By Morgan Brown and Robert Kim
November 16, 2022
Two Xinjiang-based joint ventures involved in chemical production exhibit key indicators of the use of forced labor based on government advisories, a Kharon investigation has found. The two joint ventures are located in an economic development zone and owned by a state-owned entity that have both benefited from Chinese government labor transfers. The other owner is a European multinational company based in Germany and one of the world’s largest chemical producers.
Xinjiang Markor Chemical Co., Ltd., the local owner of the two joint ventures, is indirectly owned by Xinjiang Zhongtai (Group), Co., Ltd. — an entity owned by the government of the Xinjiang Uyghur Autonomous Region (XUAR). The two joint ventures owned by Xinjiang Markor Chemical sell and manufacture several kinds of organic chemical compounds, such as formaldehyde, methanol, and butanediol, with many industrial applications, including plastics and textile production. The joint ventures are located in the Korla Economic Technology Development Zone, 250 kilometers south of Ürümqi, the regional capital.
Xinjiang Zhongtai Group and the Korla Economic Development Technology Zone have both received government-organized transfers of laborers in Xinjiang, participating in so-called poverty alleviation programs and providing patriotic or Mandarin-language education. The U.S. Government’s Xinjiang Supply Chain Business Advisory has identified these practices as indicators of forced labor and other discriminatory practices targeting Muslim minority groups.

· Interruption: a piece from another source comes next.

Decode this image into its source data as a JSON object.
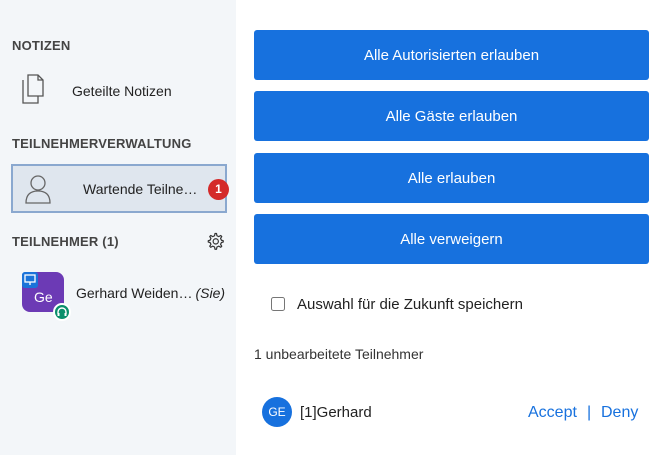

Between 2017 and 2019, Xinjiang Zhongtai Group received more than 3,000 laborers from southern Xinjiang transferred through poverty alleviation programs, according to a report by People’s Daily, the Chinese Communist Party-owned media group. Another report in state-owned media described workers transferred to Xinjiang Zhongtai Group undergoing “centralized education training” to learn “gratitude” toward the state.
The Korla Economic Development Technology Zone, where the two joint ventures are located, accepted more than a thousand laborers transferred from other areas of Xinjiang in 2017-2018, uses “ideological education” as part of its “poverty alleviation” efforts, and has set up national language night schools and cultural training to “change the thinking of transferred workers,” according to a 2018 press release. Labor transfers to the zone continued into 2020, according to the Xinjiang edition of People’s Daily.
No evidence was found indicating that either joint venture has used forced labor, but each was founded in 2014 and doing business in the Korla Economic Development Technology Zone while it was known to be participating in programs associated with forced labor.
Proposed EU Forced Labor Regulations
Imports into the U.S. of products made in Xinjiang have been generally prohibited under the Uyghur Forced Labor Prevention Act (UFLPA) since June unless evidence is given that the goods were not made with forced labor, and a proposed EU regulation to ban goods made with forced labor from the EU market would create additional risks for importers of products made by joint ventures and other companies in Xinjiang.
The draft EU regulation proposed in September would ban from the EU market goods made with forced labor in any country. As drafted by the European Commission (EC), the rule does not refer specifically to China or the Xinjiang region, but preceding European Parliament resolutions indicate that forced labor in Xinjiang would be a leading concern under an adopted rule, especially when EU-based companies are involved.
A June resolution called for a ban specifically on products from Chinese companies exploiting forced labor, in addition to the global ban proposed by the EC.
In January 2023, the German Supply Chain Act (Lieferkettengesetz, or “LkSG”) will come into force, requiring companies with a corporate or branch presence in Germany to conduct due diligence into their supply chains for evidence of child or forced labor. A violation of the LkSG could result in a fine of up to 8 million euros depending on the nature and gravity of the violation.
For more information about the proposed EU regulations banning products made with forced labor, see Kharon's October 12 webinar The Proposed EU Ban on Forced Labor: Preparing for New Compliance Challenges.